On a narrative canvas that sweeps across Europe and the United States, Daniel Rodgers retells the story of the classic era of efforts to repair the damages of unbridled capitalism. He reveals the forgotten international roots of such innovations as city planning, rural cooperatives, modernist architecture for public housing, and social insurance, among other reforms. From small beginnings to reconstructions of the new great cities and rural life, and to the wide-ranging mechanics of social security for working people, Rodgers finds the interconnections, adaptations, exchanges, and even rivalries in the Atlantic region's social planning. He uncovers the immense diffusion of talent, ideas, and action that were breathtaking in their range and impact.
The scope of "Atlantic Crossings" is vast and peopled with the reformers, university men and women, new experts, bureaucrats, politicians, and gifted amateurs. This long duree of contemporary social policy encompassed fierce debate, new conceptions of the role of the state, an acceptance of the importance of expertise in making government policy, and a recognition of a shared destiny in a newly created world.
Daniel T. Rodgers is Henry Charles Lea Professor of History at Princeton University.
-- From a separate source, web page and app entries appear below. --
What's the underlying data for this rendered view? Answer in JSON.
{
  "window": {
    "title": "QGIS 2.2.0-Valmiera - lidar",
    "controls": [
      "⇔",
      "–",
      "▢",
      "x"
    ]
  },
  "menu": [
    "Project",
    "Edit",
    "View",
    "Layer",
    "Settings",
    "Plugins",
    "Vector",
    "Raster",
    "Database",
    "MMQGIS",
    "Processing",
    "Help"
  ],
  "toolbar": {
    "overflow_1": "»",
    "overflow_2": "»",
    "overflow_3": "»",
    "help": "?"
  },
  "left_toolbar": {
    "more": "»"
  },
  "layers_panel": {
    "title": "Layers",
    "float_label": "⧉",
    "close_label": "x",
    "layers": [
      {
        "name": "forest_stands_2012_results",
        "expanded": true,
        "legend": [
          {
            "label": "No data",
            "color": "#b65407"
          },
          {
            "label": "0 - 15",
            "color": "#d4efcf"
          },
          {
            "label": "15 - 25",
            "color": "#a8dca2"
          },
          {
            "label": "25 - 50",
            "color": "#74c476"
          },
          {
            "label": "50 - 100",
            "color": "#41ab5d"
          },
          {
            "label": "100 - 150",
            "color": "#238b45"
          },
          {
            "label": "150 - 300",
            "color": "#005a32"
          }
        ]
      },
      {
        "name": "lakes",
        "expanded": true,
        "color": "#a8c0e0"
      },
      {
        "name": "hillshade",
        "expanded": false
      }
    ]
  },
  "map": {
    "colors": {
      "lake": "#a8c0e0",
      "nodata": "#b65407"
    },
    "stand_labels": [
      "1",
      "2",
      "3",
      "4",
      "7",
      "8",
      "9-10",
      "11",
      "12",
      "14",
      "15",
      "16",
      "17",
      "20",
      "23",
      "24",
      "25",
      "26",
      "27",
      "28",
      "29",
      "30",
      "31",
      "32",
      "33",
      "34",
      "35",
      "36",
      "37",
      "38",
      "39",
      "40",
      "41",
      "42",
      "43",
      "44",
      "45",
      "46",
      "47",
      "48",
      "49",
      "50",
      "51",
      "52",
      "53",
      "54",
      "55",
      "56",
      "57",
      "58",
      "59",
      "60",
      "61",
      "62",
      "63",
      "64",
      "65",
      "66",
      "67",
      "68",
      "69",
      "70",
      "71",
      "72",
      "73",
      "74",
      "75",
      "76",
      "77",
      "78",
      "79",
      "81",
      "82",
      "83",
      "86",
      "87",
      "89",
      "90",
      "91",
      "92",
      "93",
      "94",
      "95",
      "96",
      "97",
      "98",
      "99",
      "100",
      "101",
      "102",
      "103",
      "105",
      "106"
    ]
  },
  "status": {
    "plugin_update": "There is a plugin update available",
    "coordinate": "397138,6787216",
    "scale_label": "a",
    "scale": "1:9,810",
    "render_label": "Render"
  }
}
LBJ's Neglected Legacy examines the domestic policy achievements of one of America's most effective, albeit controversial, leaders. Leading contributors from the fields of history, public administration, economics, environmental engineering, sociology, and urban planning examine twelve of LBJ's key domestic accomplishments in the areas of citizenship and immigration, social and economic policy, science and technology, and public management. Their findings illustrate the enduring legacy of Johnson's determination and skill in taking advantage of overwhelming political support in the early years of his presidency to push through an extremely ambitious and innovative legislative agenda, and emphasize the extraordinary range and extent of LBJ's influence on American public policy and administration.
In Roosevelt, the Great Depression, and the Economics of Recovery, the eminent historian Elliot A. Rosen examines these and other questions, exploring the causes of the Great Depression and America’s recovery from it in relation to the policies and policy alternatives that were in play during the New Deal era. Evaluating policies in economic terms, and disentangling economic claims from political ideology, Rosen argues that while planning efforts and full-employment policies were essential for coping with the emergency of the depression, from an economic standpoint it is in fact fortunate that they did not become permanent elements of our political economy. By insisting that the economic bases of proposals be accurately represented in debating their merits, Rosen reveals that the productivity gains, which accelerated in the years following the 1929 stock market crash, were more responsible for long-term economic recovery than were governmental policies.
Based on broad and extensive archival research, Roosevelt, the Great Depression, and the Economics of Recovery is at once an erudite and authoritative history of New Deal economic policy and timely background reading for current debates on domestic and global economic policy.
This Princeton Classics edition includes a new preface by Sugrue, discussing the lasting impact of the postwar transformation on urban America and the chronic issues leading to Detroit’s bankruptcy.